After reading the data, copy it out in full and exactly.

*** Material for this exercise Section Begins ***

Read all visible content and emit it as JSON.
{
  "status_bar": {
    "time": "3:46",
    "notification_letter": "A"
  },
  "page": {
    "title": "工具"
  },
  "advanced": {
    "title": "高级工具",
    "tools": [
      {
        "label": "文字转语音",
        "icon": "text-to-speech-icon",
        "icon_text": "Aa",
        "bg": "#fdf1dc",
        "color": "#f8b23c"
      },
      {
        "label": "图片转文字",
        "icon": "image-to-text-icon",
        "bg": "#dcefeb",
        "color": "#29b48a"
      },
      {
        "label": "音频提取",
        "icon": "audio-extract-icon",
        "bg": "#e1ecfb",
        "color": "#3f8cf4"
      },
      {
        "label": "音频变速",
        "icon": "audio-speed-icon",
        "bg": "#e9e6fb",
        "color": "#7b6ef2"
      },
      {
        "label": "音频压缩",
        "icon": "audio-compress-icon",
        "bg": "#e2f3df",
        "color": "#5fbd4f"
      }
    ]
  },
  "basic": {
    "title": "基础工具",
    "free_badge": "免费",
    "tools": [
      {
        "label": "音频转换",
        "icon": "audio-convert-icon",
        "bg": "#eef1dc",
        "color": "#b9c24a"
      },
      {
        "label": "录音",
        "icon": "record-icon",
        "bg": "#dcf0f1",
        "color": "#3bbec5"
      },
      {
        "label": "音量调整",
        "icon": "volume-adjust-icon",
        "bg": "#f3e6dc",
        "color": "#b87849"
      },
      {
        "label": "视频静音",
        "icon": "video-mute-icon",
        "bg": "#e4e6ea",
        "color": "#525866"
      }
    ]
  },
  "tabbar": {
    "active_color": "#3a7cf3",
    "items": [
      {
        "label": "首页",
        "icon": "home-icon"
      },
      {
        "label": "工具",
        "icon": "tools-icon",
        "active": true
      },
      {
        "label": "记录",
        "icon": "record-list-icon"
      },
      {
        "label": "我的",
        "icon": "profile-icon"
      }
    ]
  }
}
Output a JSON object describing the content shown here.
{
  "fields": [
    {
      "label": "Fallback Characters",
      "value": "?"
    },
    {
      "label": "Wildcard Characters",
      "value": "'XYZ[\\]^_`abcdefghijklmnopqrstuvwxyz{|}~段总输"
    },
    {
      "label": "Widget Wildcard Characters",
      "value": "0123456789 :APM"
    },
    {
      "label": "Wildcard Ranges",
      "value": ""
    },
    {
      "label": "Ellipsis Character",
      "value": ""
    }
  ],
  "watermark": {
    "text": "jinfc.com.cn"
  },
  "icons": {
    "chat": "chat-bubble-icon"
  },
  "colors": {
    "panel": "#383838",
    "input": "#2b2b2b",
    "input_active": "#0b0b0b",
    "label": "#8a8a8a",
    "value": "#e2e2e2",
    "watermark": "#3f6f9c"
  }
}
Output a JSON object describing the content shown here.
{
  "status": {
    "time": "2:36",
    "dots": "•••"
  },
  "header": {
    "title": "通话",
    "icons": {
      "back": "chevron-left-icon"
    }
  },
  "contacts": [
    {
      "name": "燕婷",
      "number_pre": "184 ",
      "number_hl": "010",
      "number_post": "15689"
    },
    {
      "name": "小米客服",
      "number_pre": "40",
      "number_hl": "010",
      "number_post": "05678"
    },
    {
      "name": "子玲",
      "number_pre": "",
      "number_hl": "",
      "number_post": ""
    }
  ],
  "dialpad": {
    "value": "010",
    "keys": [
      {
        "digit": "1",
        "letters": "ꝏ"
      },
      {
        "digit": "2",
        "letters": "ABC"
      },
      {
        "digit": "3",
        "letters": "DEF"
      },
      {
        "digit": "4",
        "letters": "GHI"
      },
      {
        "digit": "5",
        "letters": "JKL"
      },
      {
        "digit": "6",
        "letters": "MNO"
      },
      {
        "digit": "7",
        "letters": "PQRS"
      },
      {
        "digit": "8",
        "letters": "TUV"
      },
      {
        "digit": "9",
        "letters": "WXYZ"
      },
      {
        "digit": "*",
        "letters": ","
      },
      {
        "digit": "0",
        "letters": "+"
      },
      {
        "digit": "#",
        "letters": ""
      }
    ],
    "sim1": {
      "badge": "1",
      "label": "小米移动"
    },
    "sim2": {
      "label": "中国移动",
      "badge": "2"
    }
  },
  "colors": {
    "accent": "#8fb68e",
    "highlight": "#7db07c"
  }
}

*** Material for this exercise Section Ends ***

* **Written solution**:
Read all visible content and emit it as JSON.
{
  "status_bar": {
    "time": "3:46",
    "notification_letter": "A"
  },
  "page": {
    "title": "工具"
  },
  "advanced": {
    "title": "高级工具",
    "tools": [
      {
        "label": "文字转语音",
        "icon": "text-to-speech-icon",
        "icon_text": "Aa",
        "bg": "#fdf1dc",
        "color": "#f8b23c"
      },
      {
        "label": "图片转文字",
        "icon": "image-to-text-icon",
        "bg": "#dcefeb",
        "color": "#29b48a"
      },
      {
        "label": "音频提取",
        "icon": "audio-extract-icon",
        "bg": "#e1ecfb",
        "color": "#3f8cf4"
      },
      {
        "label": "音频变速",
        "icon": "audio-speed-icon",
        "bg": "#e9e6fb",
        "color": "#7b6ef2"
      },
      {
        "label": "音频压缩",
        "icon": "audio-compress-icon",
        "bg": "#e2f3df",
        "color": "#5fbd4f"
      }
    ]
  },
  "basic": {
    "title": "基础工具",
    "free_badge": "免费",
    "tools": [
      {
        "label": "音频转换",
        "icon": "audio-convert-icon",
        "bg": "#eef1dc",
        "color": "#b9c24a"
      },
      {
        "label": "录音",
        "icon": "record-icon",
        "bg": "#dcf0f1",
        "color": "#3bbec5"
      },
      {
        "label": "音量调整",
        "icon": "volume-adjust-icon",
        "bg": "#f3e6dc",
        "color": "#b87849"
      },
      {
        "label": "视频静音",
        "icon": "video-mute-icon",
        "bg": "#e4e6ea",
        "color": "#525866"
      }
    ]
  },
  "tabbar": {
    "active_color": "#3a7cf3",
    "items": [
      {
        "label": "首页",
        "icon": "home-icon"
      },
      {
        "label": "工具",
        "icon": "tools-icon",
        "active": true
      },
      {
        "label": "记录",
        "icon": "record-list-icon"
      },
      {
        "label": "我的",
        "icon": "profile-icon"
      }
    ]
  }
}
Output a JSON object describing the content shown here.
{
  "fields": [
    {
      "label": "Fallback Characters",
      "value": "?"
    },
    {
      "label": "Wildcard Characters",
      "value": "'XYZ[\\]^_`abcdefghijklmnopqrstuvwxyz{|}~段总输"
    },
    {
      "label": "Widget Wildcard Characters",
      "value": "0123456789 :APM"
    },
    {
      "label": "Wildcard Ranges",
      "value": ""
    },
    {
      "label": "Ellipsis Character",
      "value": ""
    }
  ],
  "watermark": {
    "text": "jinfc.com.cn"
  },
  "icons": {
    "chat": "chat-bubble-icon"
  },
  "colors": {
    "panel": "#383838",
    "input": "#2b2b2b",
    "input_active": "#0b0b0b",
    "label": "#8a8a8a",
    "value": "#e2e2e2",
    "watermark": "#3f6f9c"
  }
}
Output a JSON object describing the content shown here.
{
  "status": {
    "time": "2:36",
    "dots": "•••"
  },
  "header": {
    "title": "通话",
    "icons": {
      "back": "chevron-left-icon"
    }
  },
  "contacts": [
    {
      "name": "燕婷",
      "number_pre": "184 ",
      "number_hl": "010",
      "number_post": "15689"
    },
    {
      "name": "小米客服",
      "number_pre": "40",
      "number_hl": "010",
      "number_post": "05678"
    },
    {
      "name": "子玲",
      "number_pre": "",
      "number_hl": "",
      "number_post": ""
    }
  ],
  "dialpad": {
    "value": "010",
    "keys": [
      {
        "digit": "1",
        "letters": "ꝏ"
      },
      {
        "digit": "2",
        "letters": "ABC"
      },
      {
        "digit": "3",
        "letters": "DEF"
      },
      {
        "digit": "4",
        "letters": "GHI"
      },
      {
        "digit": "5",
        "letters": "JKL"
      },
      {
        "digit": "6",
        "letters": "MNO"
      },
      {
        "digit": "7",
        "letters": "PQRS"
      },
      {
        "digit": "8",
        "letters": "TUV"
      },
      {
        "digit": "9",
        "letters": "WXYZ"
      },
      {
        "digit": "*",
        "letters": ","
      },
      {
        "digit": "0",
        "letters": "+"
      },
      {
        "digit": "#",
        "letters": ""
      }
    ],
    "sim1": {
      "badge": "1",
      "label": "小米移动"
    },
    "sim2": {
      "label": "中国移动",
      "badge": "2"
    }
  },
  "colors": {
    "accent": "#8fb68e",
    "highlight": "#7db07c"
  }
}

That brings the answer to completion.